Tracking global and domestic economic conditions and forming future expectations of economic activity plays a large role in our investment and risk management process. As such we update you on current global and domestic economic trends.
China is the world’s second-largest economy and, per the IMF, responsible for nearly 30% of global growth. On January 20, 2019, China reported its GDP rose 6.6% in the fourth quarter. While the growth rate may appear strong, it is the weakest since the first quarter of 2009 and continues a gradual trend lower. The weakening GDP growth has been further confirmed via various purchasing manager surveys, trade data and auto sales which point to a further slowing of growth.
Given their size, growing at such an outsized rate in the future is near impossible. Making matters worse, much of the credit stimulus used to promote activity in years past is becoming a headwind to growth. We expect growth to continue slowing in China which will weigh on global economic activity. In the short run, there are two wild cards we are following closely. First, how will trade negotiations affect China’s economy? Second, will China flood the economy with monetary and fiscal stimulus as they did in 2015/2016 to avoid a further slowdown? As we have seen repeatedly since 2008, the amount and type of stimulus that China applies to their economy and markets are of great importance to global financial markets.
Japan, the world’s third-largest economy, has been experiencing weakness for over a year. In fact, the first and third quarters of 2018 both saw negative GDP growth. High levels of debt and poor demographics do not bode well for economic growth in Japan. Currently, the World Bank expects +0.8 and +0.5% GDP growth for 2019 and 2020 respectively. These forecasts have been routinely revised lower.
Of recent events, it worth highlighting that business confidence in December fell to a six-year low and a new consumption tax hike is having the expected negative effects. Additionally, a combination of weaker economic activity among major trading partners and the relative strength of the yen is harming exports. The odds of a recession in the coming quarters is high.
Germany is the world’s fourth-largest economy and the largest in the euro region. Over the last six months, soft and hard data has been notably weaker. A recent string of poor data is behind the government’s revision of Germany’s forecasted GDP from 1.8% to 1.0% in late January and similar revisions by the IMF and Ifo Institute.
German GDP fell by 0.2% in the third quarter marking the first decline since 2014. Expectations for the fourth quarter stand at +0.2%. A decline in the fourth quarter (reported 2/14/19) would mark an official recession.
It is worth also adding that the weakness is being felt throughout the euro region. The weakness of European economies has been and continues to catch economic forecasters by surprise. The Citi Eurozone Economic Surprise Index which compares economic forecasts versus actual economic data was negative in January and was negative for most of the last year. On January 31st Italy posted a negative fourth quarter GDP number. The surprising data, follows a negative third quarter, and officially puts Italy in a recession.
Currently formulating economic expectations for the United States is very difficult. Before the government shutdown, there were signs from “soft” economic data points that growth was slowing. “Soft” refers to surveys and opinions about the activity that companies are seeing.

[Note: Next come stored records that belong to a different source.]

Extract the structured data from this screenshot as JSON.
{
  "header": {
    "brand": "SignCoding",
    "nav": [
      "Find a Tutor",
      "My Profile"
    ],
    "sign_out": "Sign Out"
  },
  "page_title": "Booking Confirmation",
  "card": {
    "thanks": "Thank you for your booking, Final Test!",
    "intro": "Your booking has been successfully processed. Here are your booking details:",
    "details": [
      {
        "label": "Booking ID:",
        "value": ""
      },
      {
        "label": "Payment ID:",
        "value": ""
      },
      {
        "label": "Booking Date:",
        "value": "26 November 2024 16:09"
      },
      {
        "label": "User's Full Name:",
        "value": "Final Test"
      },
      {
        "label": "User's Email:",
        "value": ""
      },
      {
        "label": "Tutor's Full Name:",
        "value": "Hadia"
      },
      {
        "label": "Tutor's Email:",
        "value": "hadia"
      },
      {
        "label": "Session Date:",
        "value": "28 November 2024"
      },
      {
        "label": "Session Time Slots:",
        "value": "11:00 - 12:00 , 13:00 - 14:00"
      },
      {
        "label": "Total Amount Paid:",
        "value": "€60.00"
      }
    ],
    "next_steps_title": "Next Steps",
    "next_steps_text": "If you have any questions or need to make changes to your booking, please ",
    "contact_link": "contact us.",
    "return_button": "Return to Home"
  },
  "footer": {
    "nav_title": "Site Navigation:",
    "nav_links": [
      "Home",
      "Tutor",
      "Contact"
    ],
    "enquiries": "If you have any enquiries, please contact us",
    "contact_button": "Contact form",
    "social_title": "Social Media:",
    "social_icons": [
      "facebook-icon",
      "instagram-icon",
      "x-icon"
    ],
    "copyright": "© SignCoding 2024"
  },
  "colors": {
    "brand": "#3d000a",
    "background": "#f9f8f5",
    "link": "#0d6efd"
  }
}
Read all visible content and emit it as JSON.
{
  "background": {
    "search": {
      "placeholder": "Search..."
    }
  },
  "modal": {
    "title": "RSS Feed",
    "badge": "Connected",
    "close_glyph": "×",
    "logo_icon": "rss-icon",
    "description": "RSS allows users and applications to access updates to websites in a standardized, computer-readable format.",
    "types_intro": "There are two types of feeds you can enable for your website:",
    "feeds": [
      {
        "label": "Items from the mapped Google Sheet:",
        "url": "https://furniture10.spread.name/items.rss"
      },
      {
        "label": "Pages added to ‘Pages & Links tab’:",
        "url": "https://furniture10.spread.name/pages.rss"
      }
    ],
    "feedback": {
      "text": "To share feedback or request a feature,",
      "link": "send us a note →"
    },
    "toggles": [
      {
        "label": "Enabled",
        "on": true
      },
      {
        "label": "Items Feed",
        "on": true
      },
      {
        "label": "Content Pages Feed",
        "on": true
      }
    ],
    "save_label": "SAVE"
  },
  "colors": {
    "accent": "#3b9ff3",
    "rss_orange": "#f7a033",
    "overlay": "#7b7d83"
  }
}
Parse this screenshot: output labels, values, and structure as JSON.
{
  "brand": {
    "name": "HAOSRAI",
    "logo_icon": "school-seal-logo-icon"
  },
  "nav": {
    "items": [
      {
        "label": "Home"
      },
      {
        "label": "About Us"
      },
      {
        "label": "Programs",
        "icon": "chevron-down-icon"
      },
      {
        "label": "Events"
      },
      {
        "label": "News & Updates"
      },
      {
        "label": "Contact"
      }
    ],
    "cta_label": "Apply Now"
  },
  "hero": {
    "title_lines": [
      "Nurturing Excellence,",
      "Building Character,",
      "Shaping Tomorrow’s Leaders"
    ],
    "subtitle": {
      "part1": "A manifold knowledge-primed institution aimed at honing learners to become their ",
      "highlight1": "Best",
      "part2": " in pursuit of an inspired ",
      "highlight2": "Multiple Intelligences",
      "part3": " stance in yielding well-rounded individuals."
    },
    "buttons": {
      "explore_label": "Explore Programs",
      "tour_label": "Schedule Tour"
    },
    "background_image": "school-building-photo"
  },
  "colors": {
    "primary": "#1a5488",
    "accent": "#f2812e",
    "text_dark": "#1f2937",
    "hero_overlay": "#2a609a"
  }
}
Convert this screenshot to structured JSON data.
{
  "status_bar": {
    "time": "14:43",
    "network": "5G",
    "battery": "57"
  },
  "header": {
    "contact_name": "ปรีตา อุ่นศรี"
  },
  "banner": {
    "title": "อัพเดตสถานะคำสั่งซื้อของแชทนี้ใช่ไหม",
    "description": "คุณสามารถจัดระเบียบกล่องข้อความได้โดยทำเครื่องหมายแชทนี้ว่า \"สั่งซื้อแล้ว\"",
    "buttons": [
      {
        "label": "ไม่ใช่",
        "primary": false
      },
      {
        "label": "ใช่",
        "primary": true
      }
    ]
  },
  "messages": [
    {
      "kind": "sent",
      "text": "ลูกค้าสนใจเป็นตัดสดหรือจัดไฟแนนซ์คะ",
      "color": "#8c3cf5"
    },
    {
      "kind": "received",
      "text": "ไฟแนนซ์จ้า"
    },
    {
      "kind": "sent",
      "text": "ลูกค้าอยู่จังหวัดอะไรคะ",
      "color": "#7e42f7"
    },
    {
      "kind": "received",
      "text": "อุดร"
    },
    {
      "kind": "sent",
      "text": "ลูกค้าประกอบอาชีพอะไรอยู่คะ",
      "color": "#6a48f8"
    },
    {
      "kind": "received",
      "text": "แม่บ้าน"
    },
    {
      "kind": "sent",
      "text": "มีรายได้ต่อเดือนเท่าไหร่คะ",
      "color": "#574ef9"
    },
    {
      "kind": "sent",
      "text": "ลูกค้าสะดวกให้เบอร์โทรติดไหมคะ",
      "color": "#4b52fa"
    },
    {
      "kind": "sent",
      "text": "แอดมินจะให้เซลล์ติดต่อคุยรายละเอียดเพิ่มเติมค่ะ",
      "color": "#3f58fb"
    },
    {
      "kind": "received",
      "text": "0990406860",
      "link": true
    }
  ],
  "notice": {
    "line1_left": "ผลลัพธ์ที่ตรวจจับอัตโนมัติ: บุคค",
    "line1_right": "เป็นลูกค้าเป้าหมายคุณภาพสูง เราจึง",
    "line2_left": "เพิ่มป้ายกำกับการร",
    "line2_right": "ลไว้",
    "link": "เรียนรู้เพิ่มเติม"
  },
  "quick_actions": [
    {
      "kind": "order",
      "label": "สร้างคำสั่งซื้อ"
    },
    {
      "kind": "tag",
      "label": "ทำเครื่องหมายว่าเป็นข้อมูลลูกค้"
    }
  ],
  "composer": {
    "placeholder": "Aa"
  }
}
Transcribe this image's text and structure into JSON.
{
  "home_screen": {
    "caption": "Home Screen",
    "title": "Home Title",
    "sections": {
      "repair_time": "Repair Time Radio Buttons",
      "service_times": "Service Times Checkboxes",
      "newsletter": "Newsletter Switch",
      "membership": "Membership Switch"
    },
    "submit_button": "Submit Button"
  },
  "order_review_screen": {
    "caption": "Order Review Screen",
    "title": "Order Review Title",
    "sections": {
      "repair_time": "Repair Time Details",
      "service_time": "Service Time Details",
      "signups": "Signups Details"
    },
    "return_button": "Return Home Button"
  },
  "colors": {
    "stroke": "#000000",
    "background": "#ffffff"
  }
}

These reports tend to be subjective and not always reliable. Hard data like retail sales, employment, and durable goods reports, can take 6-weeks to three months for release from the time the activity occurred. Given the time delays and the fact that some hard data releases have been delayed due to the shutdown, we are forced to depend more than usual on soft data while other economic reports catch up.
Soft data has been running, pardon the pun, soft recently. The graph below is based on a composite index of 12 data points many of which are soft. As shown below in red, the soft data index appears to have reversed course.
One of the components of the index above is the Leading Economic Index (LEI) which, as shown alongside GDP below, is sending a similar message.
Based on weak global growth trends and the soft domestic data, we have lowered our expectations for economic growth in the first half of 2019. Our confidence is heightened by the fact that the growth benefits of the tax cut stimulus and a significantly larger Federal deficit in 2018 will not have the same incremental impact going forward.
While the government shutdown was unpleasant for the country, the effects will likely not be felt to any large degree outside the beltway. If GDP growth is weaker than expected for the first quarter, rest assured many will use the government shutdown as a scapegoat. The truth is that a weaker GDP report is likely signaling something more concerning.
Markets tend to be forward-looking so it is possible that with the market decline in the fourth quarter, slower economic activity may already be priced in. Looking ahead, the biggest question in our mind is whether the slowdown is temporary or presaging a recession. The jury is still out, but the Chinese economy and the relevance of trade talks on their economy is probably the most important factor to that outcome.
Michael Lebowitz, CFA is an Investment Analyst and Portfolio Manager for RIA Advisors. specializing in macroeconomic research, valuations, asset allocation, and risk management. RIA Contributing Editor and Research Director. CFA is an Investment Analyst and Portfolio Manager; Co-founder of 720 Global Research.